President-elect Joe Biden is nominating New York emergency department commissioner Deanne Criswell to serve as the Federal Emergency Management Agency administrator and has tapped former CIA deputy director David Cohen to return to the agency in the same role he served during the Obama administration.
The picks, along with a trio of other new nominations confirmed to The Associated Press by the Biden team, come as the president-elect is putting a premium on experience, and perhaps familiarity, as he looks to fill out top positions at federal agencies with less than a week to go before his inauguration.
Biden also is tapping former Food and Drug Administration Commissioner David Kessler to help lead the COVID-19 vaccine drive. Kessler has been advising Biden as a co-chair of his advisory board on the coronavirus pandemic.
The pick of Kessler comes after Biden on Thursday called the Trump administration’s rollout of coronavirus vaccines a “dismal failure” and says he will unveil his own plans on Friday to speed up inoculations.
The Biden Administration
President Joseph Robinette Biden Jr. and his administration
Criswell, who also spent more than five years in top posts at FEMA during the Obama administration, is the first woman nominated to head the agency, whose primary responsibility is to coordinate responses to major disasters inside the United States that require federal attention.
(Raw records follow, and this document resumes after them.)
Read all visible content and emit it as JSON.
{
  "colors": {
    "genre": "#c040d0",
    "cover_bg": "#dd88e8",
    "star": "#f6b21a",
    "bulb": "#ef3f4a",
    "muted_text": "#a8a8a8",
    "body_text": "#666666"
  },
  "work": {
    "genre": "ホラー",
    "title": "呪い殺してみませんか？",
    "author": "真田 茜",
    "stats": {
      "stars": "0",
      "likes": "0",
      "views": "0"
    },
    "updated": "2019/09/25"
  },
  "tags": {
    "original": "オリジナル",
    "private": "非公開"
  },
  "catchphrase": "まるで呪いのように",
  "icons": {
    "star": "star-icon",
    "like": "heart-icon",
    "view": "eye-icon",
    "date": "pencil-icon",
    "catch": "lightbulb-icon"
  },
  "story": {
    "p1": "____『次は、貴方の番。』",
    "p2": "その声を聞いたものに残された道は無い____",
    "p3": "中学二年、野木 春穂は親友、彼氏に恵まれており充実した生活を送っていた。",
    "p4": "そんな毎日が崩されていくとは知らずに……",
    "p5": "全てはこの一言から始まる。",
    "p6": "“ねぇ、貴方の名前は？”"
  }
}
Nancy Ward served as the agency's acting administrator in the early months of the Obama administration before his pick, Craig Fugate, could be confirmed.
Cohen, who was deputy CIA director from 2015 to 2017, has traveled the world for years tracking money flowing to terror groups, such as the Islamic State group, and other bad actors on the international stage. His work directing the Treasury Department’s intelligence unit earlier in his career earned him the nicknames of “financial batman” and “sanctions guru.”
In 2019, Cohen, who has been leading the financial and business integrity group at the law firm WilmerHale, made a cameo appearance on the HBO series “Game of Thrones.”
Nominees are required to disclose details of their finances and complete ethics agreements as part of the confirmation process. Once confirmed, federal ethics laws can require the officials to recuse themselves from working on issues that could impact their previous business interests.
Biden throughout the 2020 campaign lashed at President Donald Trump, saying he eroded public trust in government. Biden pledged his team will abide by “the highest ethical standards.”
Cohen is not a registered lobbyist, but his firm does millions of dollars in lobbying work each year on behalf of clients that include the Beer Institute, Sinclair Broadcast Group, Walgreens and American Financial Group.
The president-elect is also nominating Shalanda Young, the top staff aide for the House Appropriations Committee, to serve as deputy director at the Office of Management and Budget and Jason Miller, who was deputy director of the White House National Economic Council in Obama's administration, to serve as deputy director for management at the agency.
Young brings a wealth of Capitol Hill experience in budget policy — and politics — to the budget office, along with close relationships with powerful House Democrats like Speaker Nancy Pelosi. Miller was steeped in manufacturing policy in the Obama administration, including an update of automobile fuel efficiency standards.
Biden is tapping Janet McCabe, an environmental law and policy expert who spent more than seven years as a top official at the Environmental Protection Agency during the Obama administration to return to the agency as deputy administrator.
“Each of them brings a deep respect for the civil servants who keep our republic running, as well as a keen understanding of how the government can and should work for all Americans,” Biden said of his picks in a statement. “I am confident that they will hit the ground running on day one with determination and bold thinking to make a meaningful difference in people’s lives.”
Criswell has served as New York City’s emergency management commissioner since June 2019. In her earlier work at FEMA, Criswell served as the leader of one of the agency’s National Incident Management Assistance Teams and as a federal coordinating officer. In New York, part of her duties included leading the coordination of the city’s emergency response to the COVID-19 pandemic.
Between her stints at FEMA and in New York, Criswell was a principal at Cadmus Group, a firm that provides homeland security management consulting and training services for federal, state and local government agencies and private sector companies. The company made about $68 million between the time she joined the firm in 2017 and when she left in June 2019, according to a tabulation of contract spending data from the site USASpending.gov.
She also served as the head of the Office of Emergency Management for the city of Aurora, Colorado. Criswell also served in the Colorado Air National Guard, including 21 years as a firefighter and deputy fire chief with deployments to Qatar, Afghanistan and Iraq.
Associated Press writers Deb Riechmann and Andrew Taylor contributed to this report.